Wandering Albatrosses are the largest of the Albatrosses with the greatest wingspan of any living bird, measuring almost 3.5 meters. They spend most of their life in flight, landing only to breed and feed. Wandering Albatrosses can travel vast distances, with one banded bird recorded that travelled 6000 km in twelve days! Unfortunately, these amazing Ocean roaming birds are classed as endangered in Tasmania, which makes it even more special to see them on our bird charter!

A beautiful Campbell Albatross in flight.
The beautiful Campbell Albatross.
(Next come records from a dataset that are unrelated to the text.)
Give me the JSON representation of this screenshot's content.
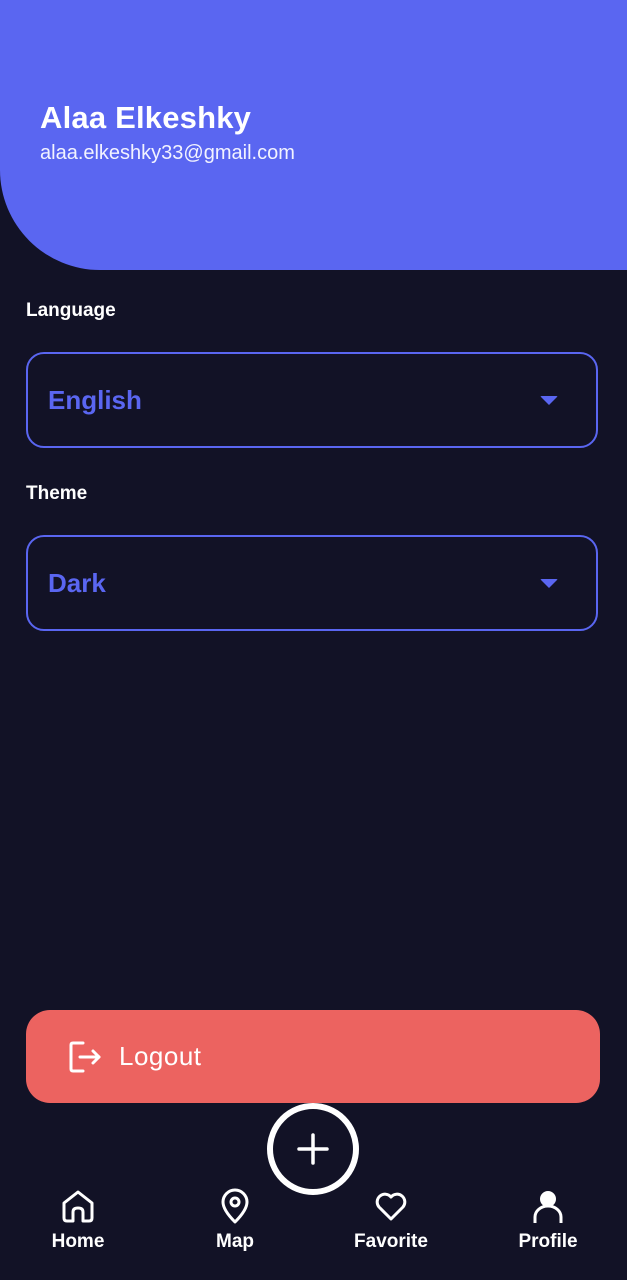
{
  "header": {
    "name": "Alaa Elkeshky",
    "email": "alaa.elkeshky33@gmail.com",
    "background_color": "#5a66f1"
  },
  "settings": {
    "language": {
      "label": "Language",
      "value": "English",
      "icon": "chevron-down-icon"
    },
    "theme": {
      "label": "Theme",
      "value": "Dark",
      "icon": "chevron-down-icon"
    },
    "accent_color": "#5a66f1"
  },
  "logout": {
    "label": "Logout",
    "icon": "logout-icon",
    "color": "#ec6360"
  },
  "fab": {
    "icon": "plus-icon"
  },
  "nav": {
    "items": [
      {
        "label": "Home",
        "icon": "home-icon"
      },
      {
        "label": "Map",
        "icon": "map-pin-icon"
      },
      {
        "label": "Favorite",
        "icon": "heart-icon"
      },
      {
        "label": "Profile",
        "icon": "person-icon"
      }
    ],
    "active": "Profile"
  },
  "page_background": "#121226"
}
We’ve also encountered this beautiful Campbell Albatross. On first sight, they look very similar to the Black-browed Albatrosses, with the white head, the pretty black brow, a bright yellow beak and strong leading edge on the underwing. The main distinguishing feature is their honey coloured iris (instead of the dark brown iris of the Black-browed Albatross). They breed only on the sub-Antarctic Campbell Island which is part of New Zealand.

Welcome 2020!

With so much activity along our stretch of coastline recently, we can only hope that this will continue in the new year. It will be interesting to see how long the Humpback Whales will stay in the area for.

Snorkelling with seals in Tasmania
Snorkelling with the playful puppies of the Sea.

Late summer and autumn is also the best time of the year to snorkel with the Seals in Tasmania. After the females have given birth and the breeding season is over, the animals are more relaxed and therefore even more interested in playing with us. 🙂

If you love nature and wildlife, join us on one of our tours!